Problem to work on:
Scan the records for "name". Report each line that includes it.
··· Exercise data ···
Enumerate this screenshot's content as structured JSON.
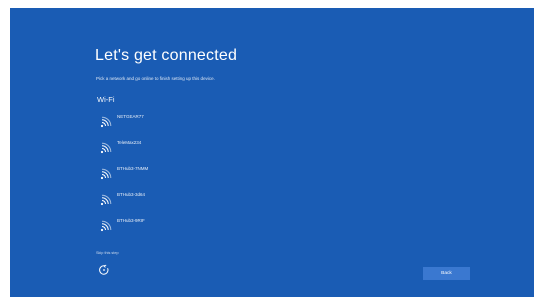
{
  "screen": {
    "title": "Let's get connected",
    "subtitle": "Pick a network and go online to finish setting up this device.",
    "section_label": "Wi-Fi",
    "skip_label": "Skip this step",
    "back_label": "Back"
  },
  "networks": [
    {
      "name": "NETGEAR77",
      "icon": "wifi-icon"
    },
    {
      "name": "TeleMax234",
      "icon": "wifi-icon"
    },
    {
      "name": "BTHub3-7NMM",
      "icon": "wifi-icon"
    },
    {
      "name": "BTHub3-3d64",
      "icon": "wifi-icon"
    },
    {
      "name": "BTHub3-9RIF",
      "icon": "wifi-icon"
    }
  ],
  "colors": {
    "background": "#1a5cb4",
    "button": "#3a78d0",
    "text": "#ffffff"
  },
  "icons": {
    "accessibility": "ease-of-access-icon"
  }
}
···
Reply to the exercise:
      "name": "NETGEAR77",
      "name": "TeleMax234",
      "name": "BTHub3-7NMM",
      "name": "BTHub3-3d64",
      "name": "BTHub3-9RIF",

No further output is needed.